It’s the day after Diwali and National Highway 8 is fairly deserted even at half eight in the morning. Off we go zooming towards familiar terrain. ” Have you left? Where have you reached?”, the boy is at it from half seven. “They’re always nicest when they don’t  have you”, I think to myself. ” Do you know my car starts to beep when it hits a particular speed?”, I yell excitedly into the handsfree. I’ve tried all my experiments on an isolated road. The lecture begins…

The desolate road- the dearth of cars and humans, makes me hungry. I reach over for my supply of snacks and beverages. Dig into the bag of banana chips and suddenly Mr Akhtar’s voice resounds through the vehicle. ” Woh Shakl pigli to har shai mein dhal gai aise. Ajeeb baat hui he usko bhulane mein.” As each chip makes it’s way into my mouth each moment of what shouldn’t be recalled  plays through my mind. “Should I call the wahmbulance?”, I imagine Lily( from the Modern Family) asking me instead of her queer Dad. “One more tear and I will whack your face!”, screams my parent ego state.

A sip of Mango Frooti, fresh and juicy later… Tom Petty and Queen manage to uplift my mood. My companion and I are now in for the ride of our lives. Many wonderful tunes and a few toll booths later, I arrive at my destination already in love with my companion- the white horse.

Day 5- Earthquake Diary
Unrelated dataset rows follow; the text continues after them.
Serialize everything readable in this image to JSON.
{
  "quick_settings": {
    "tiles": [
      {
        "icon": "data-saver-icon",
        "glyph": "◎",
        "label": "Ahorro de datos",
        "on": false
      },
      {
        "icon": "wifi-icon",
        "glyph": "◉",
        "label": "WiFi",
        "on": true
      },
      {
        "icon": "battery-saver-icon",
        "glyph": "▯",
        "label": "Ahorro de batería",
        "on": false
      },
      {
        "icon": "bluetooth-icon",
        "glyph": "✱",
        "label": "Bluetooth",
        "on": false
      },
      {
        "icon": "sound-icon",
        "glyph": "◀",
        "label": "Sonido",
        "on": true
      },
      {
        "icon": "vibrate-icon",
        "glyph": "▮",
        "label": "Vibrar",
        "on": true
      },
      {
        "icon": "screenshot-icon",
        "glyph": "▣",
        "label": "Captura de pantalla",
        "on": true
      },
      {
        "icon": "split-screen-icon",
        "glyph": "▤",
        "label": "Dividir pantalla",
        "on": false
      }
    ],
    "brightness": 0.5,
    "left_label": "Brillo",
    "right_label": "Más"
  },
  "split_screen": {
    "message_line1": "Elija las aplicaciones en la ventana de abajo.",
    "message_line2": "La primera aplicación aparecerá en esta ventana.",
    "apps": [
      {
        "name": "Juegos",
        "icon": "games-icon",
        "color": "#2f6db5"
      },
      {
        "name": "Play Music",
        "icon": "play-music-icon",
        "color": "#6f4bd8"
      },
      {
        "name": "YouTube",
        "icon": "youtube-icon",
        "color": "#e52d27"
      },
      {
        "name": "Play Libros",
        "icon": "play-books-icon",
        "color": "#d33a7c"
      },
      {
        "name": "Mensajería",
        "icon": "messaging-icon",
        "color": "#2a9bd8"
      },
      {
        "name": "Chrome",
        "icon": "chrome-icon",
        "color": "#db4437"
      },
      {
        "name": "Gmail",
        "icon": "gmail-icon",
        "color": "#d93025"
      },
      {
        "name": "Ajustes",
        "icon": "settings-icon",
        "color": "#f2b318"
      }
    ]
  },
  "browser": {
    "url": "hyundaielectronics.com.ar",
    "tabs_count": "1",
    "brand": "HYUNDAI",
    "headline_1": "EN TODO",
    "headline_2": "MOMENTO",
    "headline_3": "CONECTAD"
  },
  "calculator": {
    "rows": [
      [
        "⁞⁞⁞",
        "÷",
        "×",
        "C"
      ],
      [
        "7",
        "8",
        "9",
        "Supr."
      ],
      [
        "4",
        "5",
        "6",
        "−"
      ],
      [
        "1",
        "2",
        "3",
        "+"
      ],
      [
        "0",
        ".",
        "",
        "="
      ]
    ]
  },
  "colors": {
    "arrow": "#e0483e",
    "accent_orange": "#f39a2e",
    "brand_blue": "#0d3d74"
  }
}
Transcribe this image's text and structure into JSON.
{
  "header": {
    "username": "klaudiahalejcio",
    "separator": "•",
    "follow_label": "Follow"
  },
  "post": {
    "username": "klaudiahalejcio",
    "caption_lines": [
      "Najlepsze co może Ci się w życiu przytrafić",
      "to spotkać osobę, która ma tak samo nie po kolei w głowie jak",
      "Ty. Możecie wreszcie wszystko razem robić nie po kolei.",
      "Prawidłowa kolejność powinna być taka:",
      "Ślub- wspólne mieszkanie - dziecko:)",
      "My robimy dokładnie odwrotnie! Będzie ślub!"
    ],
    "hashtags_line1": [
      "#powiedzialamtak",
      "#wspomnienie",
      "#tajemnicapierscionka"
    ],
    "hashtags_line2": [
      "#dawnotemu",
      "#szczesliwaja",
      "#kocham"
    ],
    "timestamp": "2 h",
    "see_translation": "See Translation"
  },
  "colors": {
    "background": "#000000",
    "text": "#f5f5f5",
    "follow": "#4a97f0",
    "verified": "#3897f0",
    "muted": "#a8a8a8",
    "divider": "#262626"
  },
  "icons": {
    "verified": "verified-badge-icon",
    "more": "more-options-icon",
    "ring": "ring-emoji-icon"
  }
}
I  couldn’t drag myself out of bed this morning. The excess luggage has screwed my back. Somehow, managed to leave for Tudi Hill by late morning and what a trip it was. At around 12.50, as I packed up my cameras and was making my way towards the exit, I suddenly felt the tremors and then there was just utter chaos.